Despite its best efforts, the Obama administration is sliding down a slippery slope towards intervention in Syria. A humanitarian crisis that has cost between 80, 000 and 120, 000 lives, and produced over 2.5 million refugees requires decisive foreign policy action.
The Obama administration has provided the Syrian opposition over six hundred and fifty million dollars in non-military aid. However there is rising pressure to intervene by either ordering air strikes on government targets, arming the opposition, or establishing a no-fly zone to protect the rebels fighting against President Assad.
Interventionists argue that unless the US acts militarily, it will lose global credibility, the death toll in Syria will rise further, and the region will become destabilized, producing a greater chance of militant Islamists seizing power. Pressure has been mounting on the international and domestic levels. Republicans have been particularly vocal about criticizing the administration’s inaction. In a senate meeting concerning Syria, John McCain asked, “How many more have to die before you recommend military action?”
Rumors that the Assad regime has crossed Obama’s “red line” by using chemical weapons have greatly increased pressure to act decisively. The administration has been intentionally vague, declaring the systematic use of chemical weapons to be “a game changer,” but stopping short of committing to military force. According to a source from the State Department, “No one wanted to say that Assad had crossed the line, because no one wants to deal with it.”

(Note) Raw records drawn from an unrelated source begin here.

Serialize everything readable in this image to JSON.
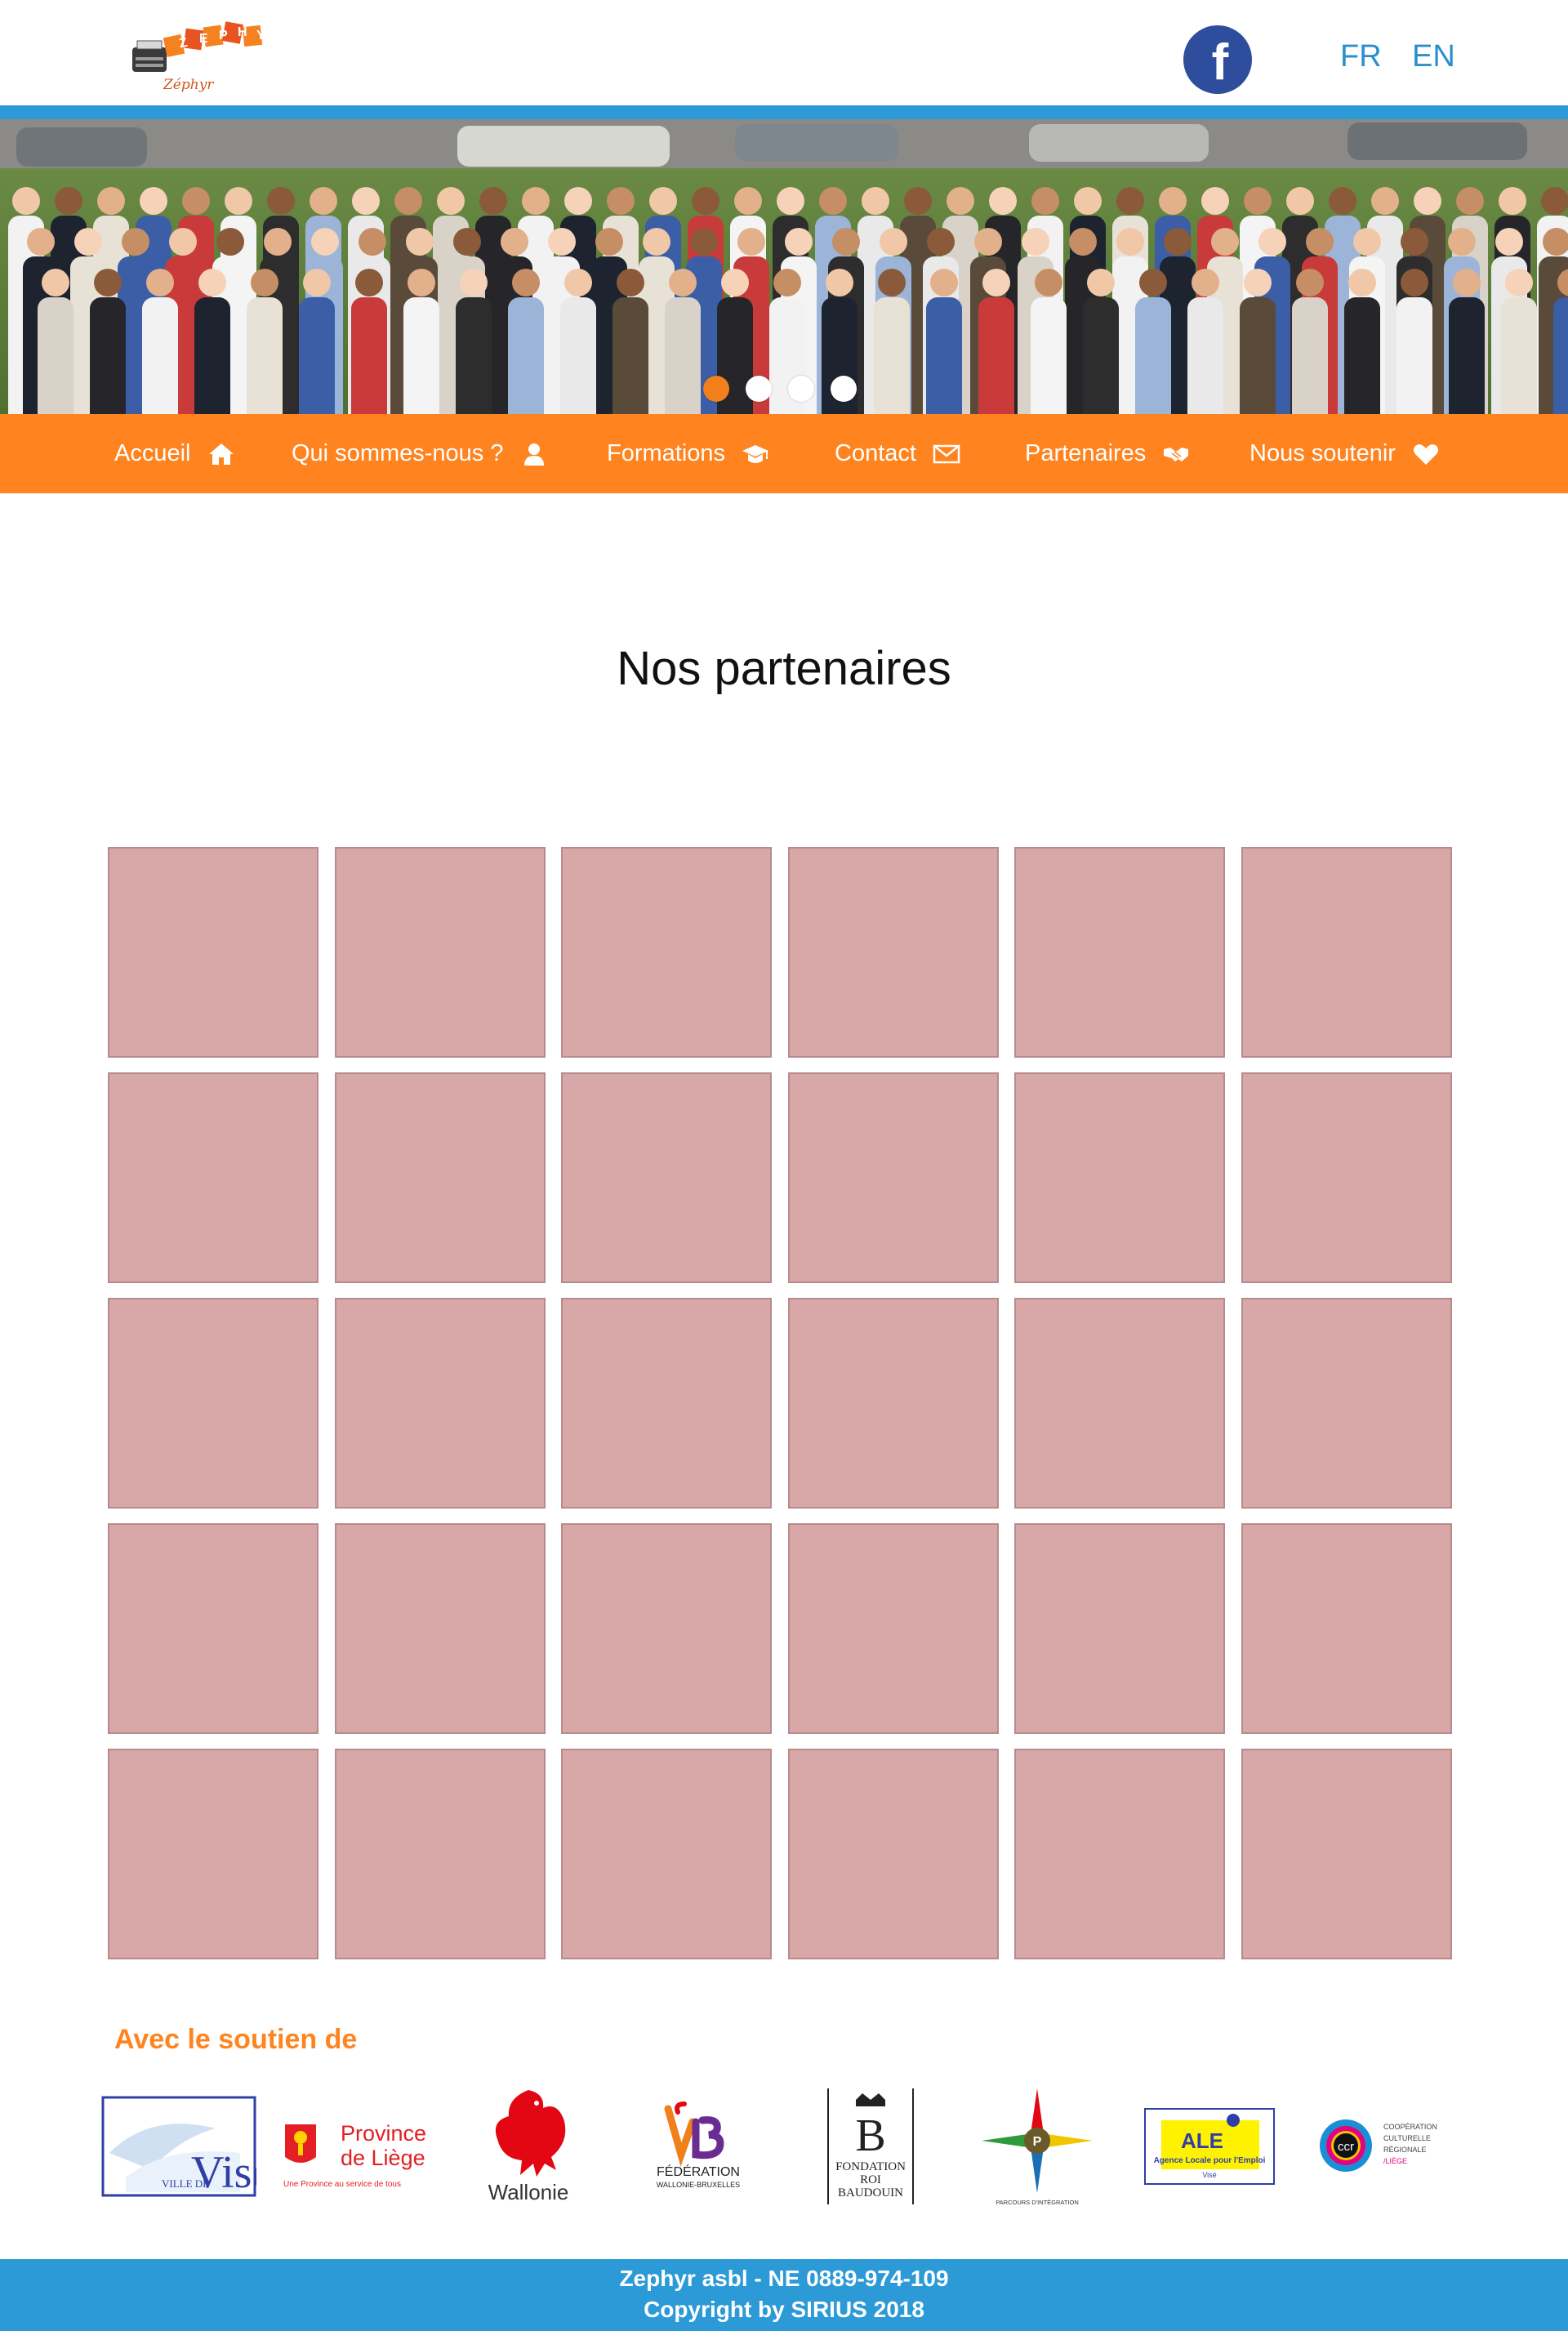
{
  "header": {
    "logo_text": "Zéphyr",
    "social_icon": "facebook-icon",
    "lang_fr": "FR",
    "lang_en": "EN"
  },
  "hero": {
    "slide_count": 4,
    "active_slide": 1
  },
  "nav": {
    "items": [
      {
        "label": "Accueil",
        "icon": "home-icon"
      },
      {
        "label": "Qui sommes-nous ?",
        "icon": "user-icon"
      },
      {
        "label": "Formations",
        "icon": "graduation-cap-icon"
      },
      {
        "label": "Contact",
        "icon": "envelope-icon"
      },
      {
        "label": "Partenaires",
        "icon": "handshake-icon"
      },
      {
        "label": "Nous soutenir",
        "icon": "heart-icon"
      }
    ]
  },
  "main": {
    "title": "Nos partenaires",
    "partner_tiles": 30
  },
  "support": {
    "title": "Avec le soutien de",
    "sponsors": [
      {
        "name": "Visé",
        "caption": "VILLE DE"
      },
      {
        "name": "Province de Liège",
        "line1": "Province",
        "line2": "de Liège",
        "tagline": "Une Province au service de tous"
      },
      {
        "name": "Wallonie",
        "caption": "Wallonie"
      },
      {
        "name": "Fédération Wallonie-Bruxelles",
        "line1": "FÉDÉRATION",
        "line2": "WALLONIE-BRUXELLES"
      },
      {
        "name": "Fondation Roi Baudouin",
        "line1": "FONDATION",
        "line2": "ROI",
        "line3": "BAUDOUIN"
      },
      {
        "name": "Parcours d'intégration",
        "caption": "PARCOURS D'INTÉGRATION"
      },
      {
        "name": "ALE",
        "line1": "ALE",
        "line2": "Agence Locale pour l'Emploi",
        "line3": "Visé"
      },
      {
        "name": "CCR",
        "line1": "COOPÉRATION",
        "line2": "CULTURELLE",
        "line3": "RÉGIONALE",
        "line4": "/LIÈGE",
        "badge": "ccr"
      }
    ]
  },
  "footer": {
    "line1": "Zephyr asbl - NE 0889-974-109",
    "line2": "Copyright by SIRIUS 2018"
  },
  "colors": {
    "orange": "#ff841f",
    "blue": "#2b9ad6",
    "tile": "#d8a7a8"
  }
}
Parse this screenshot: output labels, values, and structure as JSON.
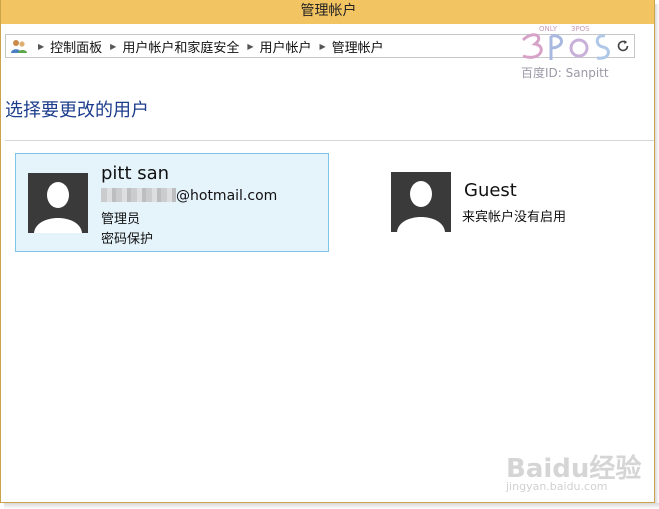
{
  "window": {
    "title": "管理帐户"
  },
  "addressbar": {
    "breadcrumbs": [
      "控制面板",
      "用户帐户和家庭安全",
      "用户帐户",
      "管理帐户"
    ],
    "icon": "users-icon",
    "refresh_icon": "refresh-icon"
  },
  "heading": "选择要更改的用户",
  "users": [
    {
      "name": "pitt san",
      "email_suffix": "@hotmail.com",
      "role": "管理员",
      "password_status": "密码保护",
      "selected": true
    },
    {
      "name": "Guest",
      "status": "来宾帐户没有启用",
      "selected": false
    }
  ],
  "watermarks": {
    "top": "百度ID: Sanpitt",
    "top_logo_small": "ONLY",
    "top_logo_small2": "3POS",
    "bottom_logo": "Baidu经验",
    "bottom_url": "jingyan.baidu.com"
  },
  "colors": {
    "titlebar": "#f3c462",
    "heading": "#1c3d8c",
    "selected_tile_bg": "#e5f3fb",
    "selected_tile_border": "#7ec3e8",
    "avatar_bg": "#3a3a3a"
  }
}
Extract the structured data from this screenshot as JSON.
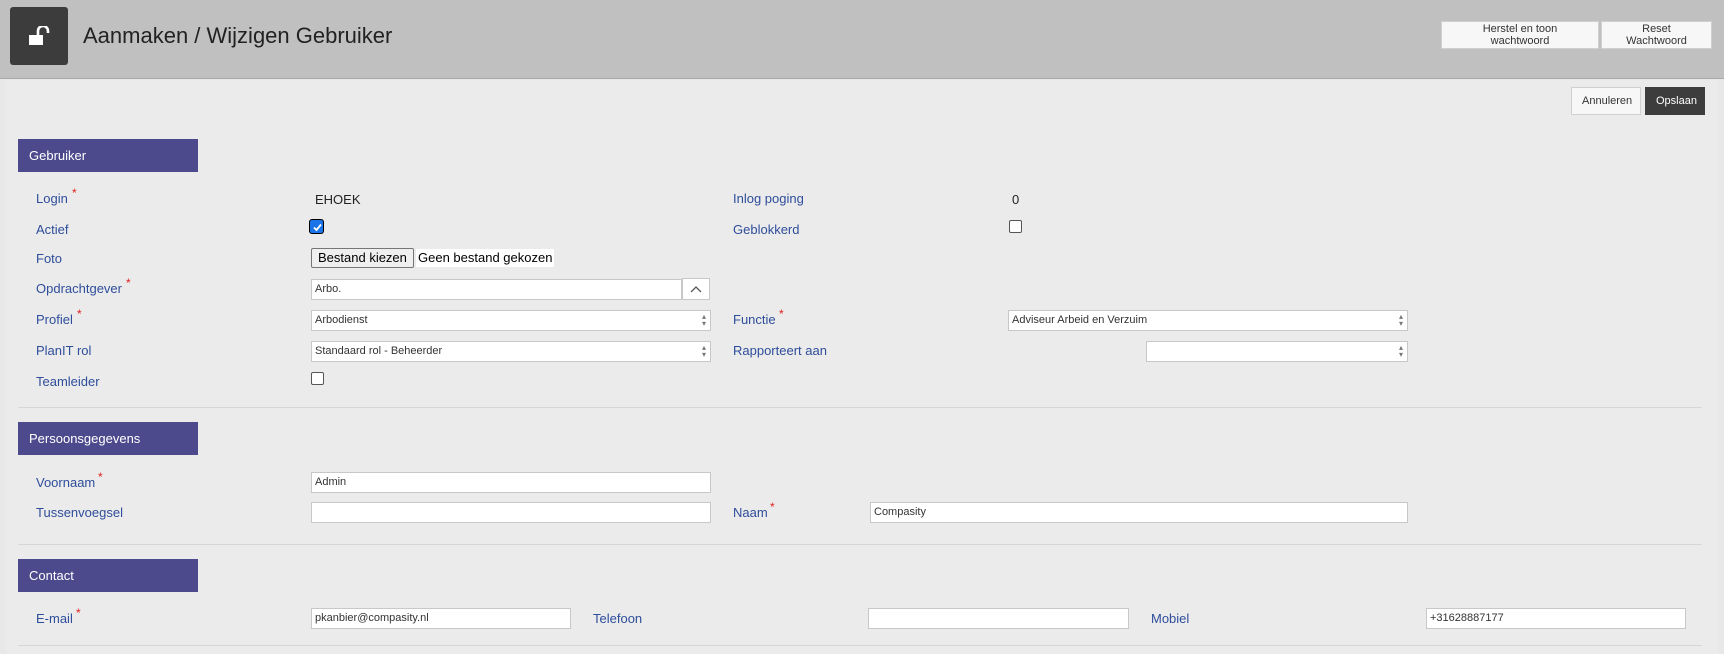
{
  "header": {
    "title": "Aanmaken / Wijzigen Gebruiker",
    "icon": "unlock-icon",
    "buttons": {
      "reset_show": "Herstel en toon wachtwoord",
      "reset": "Reset Wachtwoord"
    }
  },
  "actions": {
    "cancel": "Annuleren",
    "save": "Opslaan"
  },
  "sections": {
    "user": {
      "title": "Gebruiker",
      "login_label": "Login",
      "login_value": "EHOEK",
      "attempt_label": "Inlog poging",
      "attempt_value": "0",
      "active_label": "Actief",
      "active_checked": true,
      "blocked_label": "Geblokkerd",
      "blocked_checked": false,
      "photo_label": "Foto",
      "file_button": "Bestand kiezen",
      "file_status": "Geen bestand gekozen",
      "client_label": "Opdrachtgever",
      "client_value": "Arbo.",
      "profile_label": "Profiel",
      "profile_value": "Arbodienst",
      "function_label": "Functie",
      "function_value": "Adviseur Arbeid en Verzuim",
      "role_label": "PlanIT rol",
      "role_value": "Standaard rol - Beheerder",
      "reports_label": "Rapporteert aan",
      "reports_value": "",
      "teamlead_label": "Teamleider",
      "teamlead_checked": false
    },
    "person": {
      "title": "Persoonsgegevens",
      "firstname_label": "Voornaam",
      "firstname_value": "Admin",
      "infix_label": "Tussenvoegsel",
      "infix_value": "",
      "lastname_label": "Naam",
      "lastname_value": "Compasity"
    },
    "contact": {
      "title": "Contact",
      "email_label": "E-mail",
      "email_value": "pkanbier@compasity.nl",
      "phone_label": "Telefoon",
      "phone_value": "",
      "mobile_label": "Mobiel",
      "mobile_value": "+31628887177"
    }
  },
  "colors": {
    "section_header": "#4c4a8c",
    "label": "#2e4d9a",
    "required": "#e02020",
    "header_bg": "#c0c0c0",
    "save_button": "#3d3d3d"
  }
}
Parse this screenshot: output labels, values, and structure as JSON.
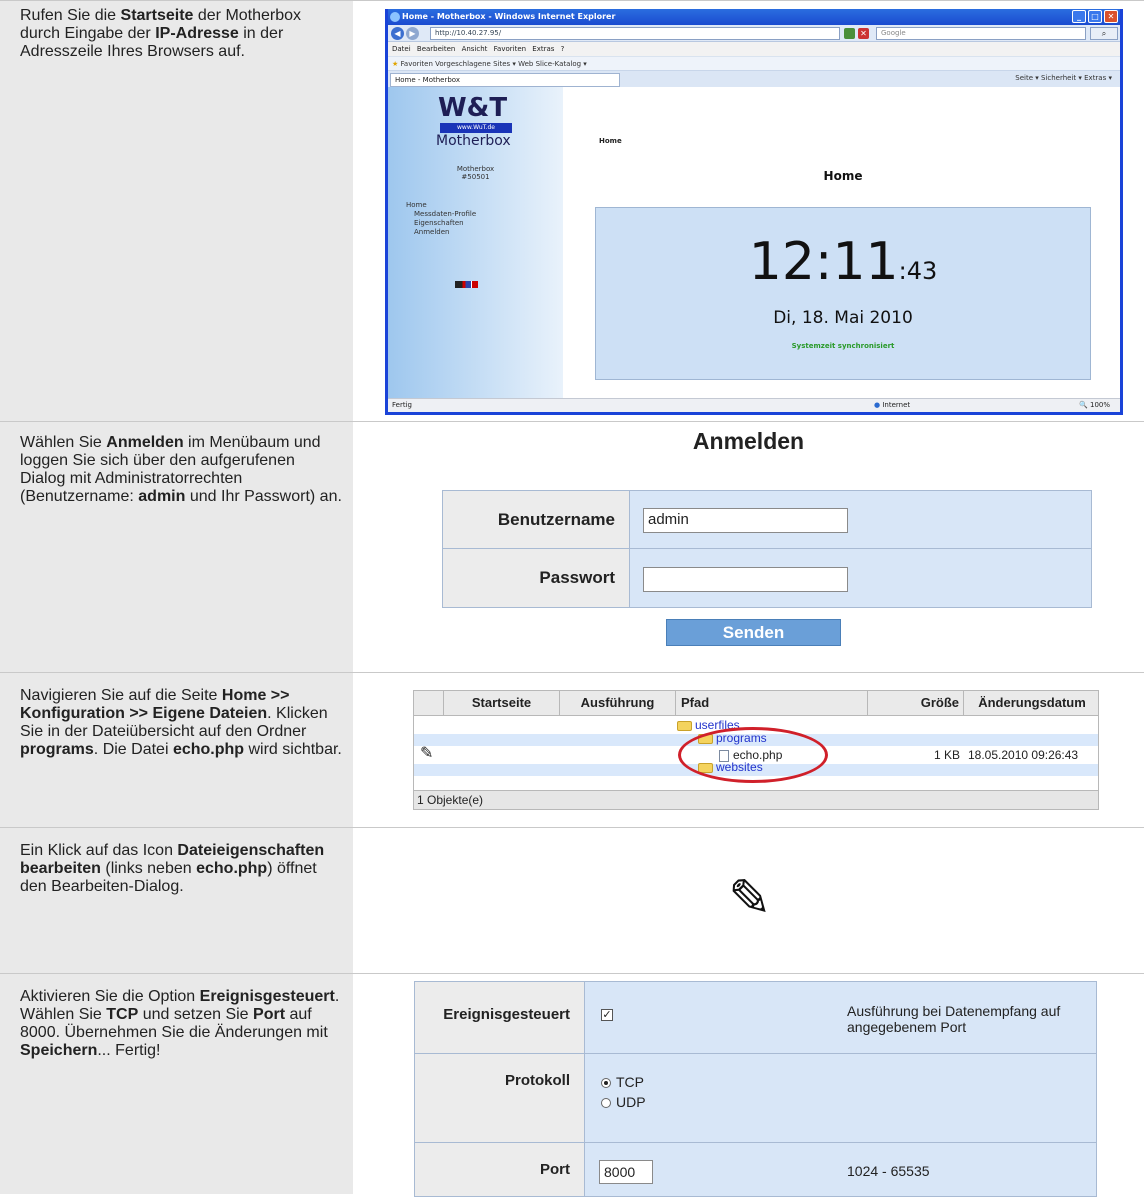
{
  "steps": [
    {
      "parts": [
        {
          "t": "Rufen Sie die "
        },
        {
          "t": "Startseite",
          "b": true
        },
        {
          "t": " der Motherbox durch Eingabe der "
        },
        {
          "t": "IP-Adresse",
          "b": true
        },
        {
          "t": " in der Adresszeile Ihres Browsers auf."
        }
      ]
    },
    {
      "parts": [
        {
          "t": "Wählen Sie "
        },
        {
          "t": "Anmelden",
          "b": true
        },
        {
          "t": " im Menübaum und loggen Sie sich über den aufgerufenen Dialog mit Administratorrechten (Benutzername: "
        },
        {
          "t": "admin",
          "b": true
        },
        {
          "t": " und Ihr Passwort) an."
        }
      ]
    },
    {
      "parts": [
        {
          "t": "Navigieren Sie auf die Seite "
        },
        {
          "t": "Home >> Konfiguration >> Eigene Dateien",
          "b": true
        },
        {
          "t": ". Klicken Sie in der Dateiübersicht auf den Ordner "
        },
        {
          "t": "programs",
          "b": true
        },
        {
          "t": ". Die Datei "
        },
        {
          "t": "echo.php",
          "b": true
        },
        {
          "t": " wird sichtbar."
        }
      ]
    },
    {
      "parts": [
        {
          "t": "Ein Klick auf das Icon "
        },
        {
          "t": "Dateieigenschaften bearbeiten",
          "b": true
        },
        {
          "t": " (links neben "
        },
        {
          "t": "echo.php",
          "b": true
        },
        {
          "t": ") öffnet den Bearbeiten-Dialog."
        }
      ]
    },
    {
      "parts": [
        {
          "t": "Aktivieren Sie die Option "
        },
        {
          "t": "Ereignisgesteuert",
          "b": true
        },
        {
          "t": ". Wählen Sie "
        },
        {
          "t": "TCP",
          "b": true
        },
        {
          "t": " und setzen Sie "
        },
        {
          "t": "Port",
          "b": true
        },
        {
          "t": " auf 8000. Übernehmen Sie die Änderungen mit "
        },
        {
          "t": "Speichern",
          "b": true
        },
        {
          "t": "... Fertig!"
        }
      ]
    }
  ],
  "browser": {
    "title": "Home - Motherbox - Windows Internet Explorer",
    "address": "http://10.40.27.95/",
    "search_placeholder": "Google",
    "menu": "Datei Bearbeiten Ansicht Favoriten Extras ?",
    "favorites": "Favoriten   Vorgeschlagene Sites ▾   Web Slice-Katalog ▾",
    "tab_title": "Home - Motherbox",
    "tools": "Seite ▾  Sicherheit ▾  Extras ▾",
    "status_left": "Fertig",
    "status_zone": "Internet",
    "status_zoom": "100%"
  },
  "motherbox": {
    "logo": "W&T",
    "url": "www.WuT.de",
    "name": "Motherbox",
    "device_line1": "Motherbox",
    "device_line2": "#50501",
    "tree": [
      "Home",
      "Messdaten-Profile",
      "Eigenschaften",
      "Anmelden"
    ],
    "breadcrumb": "Home",
    "page_title": "Home",
    "time_main": "12:11",
    "time_sec": ":43",
    "date": "Di, 18. Mai 2010",
    "sync": "Systemzeit synchronisiert"
  },
  "login": {
    "title": "Anmelden",
    "user_label": "Benutzername",
    "user_value": "admin",
    "pass_label": "Passwort",
    "pass_value": "",
    "submit": "Senden"
  },
  "files": {
    "headers": [
      "Startseite",
      "Ausführung",
      "Pfad",
      "Größe",
      "Änderungsdatum"
    ],
    "folder_root": "userfiles",
    "folder_programs": "programs",
    "file_name": "echo.php",
    "file_size": "1 KB",
    "file_date": "18.05.2010 09:26:43",
    "folder_websites": "websites",
    "footer": "1 Objekte(e)"
  },
  "options": {
    "event_label": "Ereignisgesteuert",
    "event_checked": true,
    "event_desc": "Ausführung bei Datenempfang auf angegebenem Port",
    "proto_label": "Protokoll",
    "proto_options": [
      "TCP",
      "UDP"
    ],
    "proto_selected": "TCP",
    "port_label": "Port",
    "port_value": "8000",
    "port_range": "1024 - 65535"
  },
  "colors": {
    "ie_frame": "#1a43d8",
    "clock_bg": "#cde0f5",
    "sync_green": "#2a9a2a",
    "highlight_red": "#d0202a",
    "link_blue": "#2233cc"
  }
}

While the Assad regime is known to possess chemical weaponry, there are conflicting reports of whether or not the weapons have been used. Three major US allies: Britain, France and Israel, have concluded that the Assad regime has used chemical weapons on several occasions. The US administration has declined to join the analysis, announcing a lack of conclusive evidence in the findings. The administration undoubtedly wishes to avoid repeating the mistake of intervening in Iraq on the basis of faulty intelligence.
The United States is currently burdened with over a $1 trillion debt from the wars in Iraq and Afghanistan, in addition to a recovering economy. There is no shortage of domestic issues that need addressing, so the risk that public support will sour towards another several year military commitments is likely.
With the waning hope of the rebels forming a cohesive counter regime, Obama is left with three unattractive military options.
The first is to erect a no fly zone. If successful, this would reduce further human rights abuses and civilian deaths, by preventing chemical and non-chemical attacks, in addition to preventing the conflict from spilling over and destabilizing the region. However, assuming the Assad regime would be unwilling to relinquish its air force, this would require a large-scale military investment to sustain the operation. The Syrian air defense has been designed to repel Israeli attacks and is much more complex and dense than proponents believe, and attacking it would result in large numbers of American and Syrian casualties.
The second option is to arm the rebels. Britain, France, and vocal Republicans are proponents of this strategy. However, Obama has made it clear that he has little confidence in the rebels. He believes them to be ideologically fractured, lacking in a coherent structure, uncontrollable, and in conflict with one another. Obama fears that arming the rebels could result in a rapid collapse of state institutions, and that the weapons could fall into the hands of Islamist extremists. The administration’s worst nightmare is that hostile Islamists could turn Syria into a platform for attacks on Israel with access to chemical weapons, turning the conflict into a region-wide disaster.
The final and least attractive option for the administration is sending troops to seize chemical weaponry facilities. Putting boots on the ground is something the administration wishes to avoid at all costs. This would be enormously expensive, result in loss of life, and would be very unpopular at a domestic level, and quite frankly, by the looks of their track record, largely unsuccessful. The closest the administration would want to come to sending forces, is deploying military personnel with the purpose of training militants, which they have already done in Jordan.
In the Syrian crisis, there are no easy answers. Obama must find a way to deliver a stern and credible threat to the Assad regime to prevent the use of chemical weaponry, without getting sucked into another war. This means he will probably be pressured into choosing the least worst of the three options, arming the rebels. While this is hardly the most effective solution, it will satiate critics for a short while, until things takes a spectacular turn for the worst. One can only hope that this option will work out better for the United States and Syria, than it did in Afghanistan.